Task to complete: Verbatim copy without images: return all of the data as it stands.

*** Opening of Records supplied ***

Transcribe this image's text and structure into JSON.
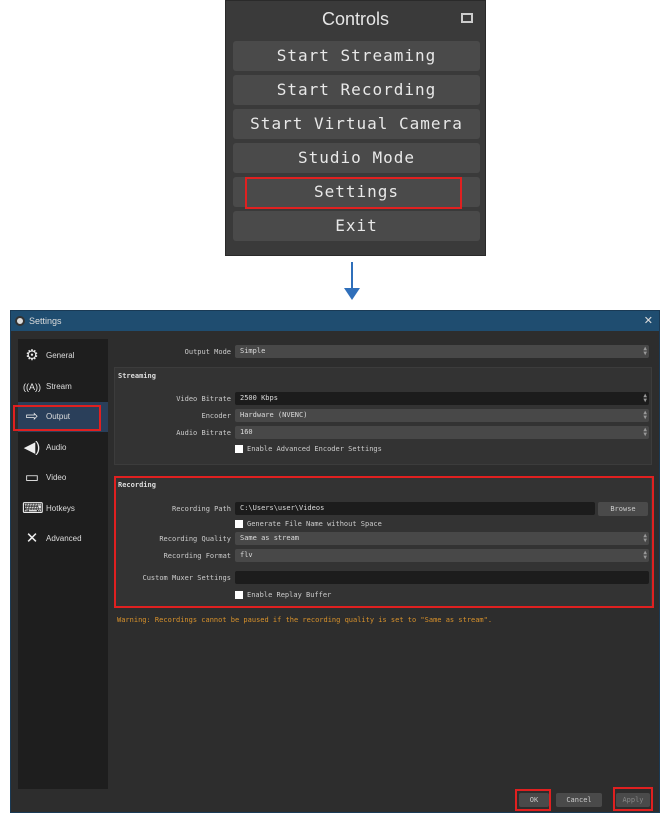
{
  "controls": {
    "title": "Controls",
    "buttons": [
      "Start Streaming",
      "Start Recording",
      "Start Virtual Camera",
      "Studio Mode",
      "Settings",
      "Exit"
    ]
  },
  "settings": {
    "title": "Settings",
    "sidebar": [
      {
        "label": "General",
        "icon": "gear-icon"
      },
      {
        "label": "Stream",
        "icon": "antenna-icon"
      },
      {
        "label": "Output",
        "icon": "output-icon"
      },
      {
        "label": "Audio",
        "icon": "speaker-icon"
      },
      {
        "label": "Video",
        "icon": "monitor-icon"
      },
      {
        "label": "Hotkeys",
        "icon": "keyboard-icon"
      },
      {
        "label": "Advanced",
        "icon": "tools-icon"
      }
    ],
    "output_mode": {
      "label": "Output Mode",
      "value": "Simple"
    },
    "streaming": {
      "title": "Streaming",
      "video_bitrate": {
        "label": "Video Bitrate",
        "value": "2500 Kbps"
      },
      "encoder": {
        "label": "Encoder",
        "value": "Hardware (NVENC)"
      },
      "audio_bitrate": {
        "label": "Audio Bitrate",
        "value": "160"
      },
      "advanced_encoder": "Enable Advanced Encoder Settings"
    },
    "recording": {
      "title": "Recording",
      "path": {
        "label": "Recording Path",
        "value": "C:\\Users\\user\\Videos"
      },
      "browse": "Browse",
      "gen_filename": "Generate File Name without Space",
      "quality": {
        "label": "Recording Quality",
        "value": "Same as stream"
      },
      "format": {
        "label": "Recording Format",
        "value": "flv"
      },
      "muxer": {
        "label": "Custom Muxer Settings",
        "value": ""
      },
      "replay_buffer": "Enable Replay Buffer"
    },
    "warning": "Warning: Recordings cannot be paused if the recording quality is set to \"Same as stream\".",
    "buttons": {
      "ok": "OK",
      "cancel": "Cancel",
      "apply": "Apply"
    }
  },
  "colors": {
    "highlight": "#e02020",
    "arrow": "#2f6fba",
    "warning": "#d9922b"
  }
}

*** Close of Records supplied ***

Response to the exercise:
Transcribe this image's text and structure into JSON.
{
  "controls": {
    "title": "Controls",
    "buttons": [
      "Start Streaming",
      "Start Recording",
      "Start Virtual Camera",
      "Studio Mode",
      "Settings",
      "Exit"
    ]
  },
  "settings": {
    "title": "Settings",
    "sidebar": [
      {
        "label": "General",
        "icon": "gear-icon"
      },
      {
        "label": "Stream",
        "icon": "antenna-icon"
      },
      {
        "label": "Output",
        "icon": "output-icon"
      },
      {
        "label": "Audio",
        "icon": "speaker-icon"
      },
      {
        "label": "Video",
        "icon": "monitor-icon"
      },
      {
        "label": "Hotkeys",
        "icon": "keyboard-icon"
      },
      {
        "label": "Advanced",
        "icon": "tools-icon"
      }
    ],
    "output_mode": {
      "label": "Output Mode",
      "value": "Simple"
    },
    "streaming": {
      "title": "Streaming",
      "video_bitrate": {
        "label": "Video Bitrate",
        "value": "2500 Kbps"
      },
      "encoder": {
        "label": "Encoder",
        "value": "Hardware (NVENC)"
      },
      "audio_bitrate": {
        "label": "Audio Bitrate",
        "value": "160"
      },
      "advanced_encoder": "Enable Advanced Encoder Settings"
    },
    "recording": {
      "title": "Recording",
      "path": {
        "label": "Recording Path",
        "value": "C:\\Users\\user\\Videos"
      },
      "browse": "Browse",
      "gen_filename": "Generate File Name without Space",
      "quality": {
        "label": "Recording Quality",
        "value": "Same as stream"
      },
      "format": {
        "label": "Recording Format",
        "value": "flv"
      },
      "muxer": {
        "label": "Custom Muxer Settings",
        "value": ""
      },
      "replay_buffer": "Enable Replay Buffer"
    },
    "warning": "Warning: Recordings cannot be paused if the recording quality is set to \"Same as stream\".",
    "buttons": {
      "ok": "OK",
      "cancel": "Cancel",
      "apply": "Apply"
    }
  },
  "colors": {
    "highlight": "#e02020",
    "arrow": "#2f6fba",
    "warning": "#d9922b"
  }
}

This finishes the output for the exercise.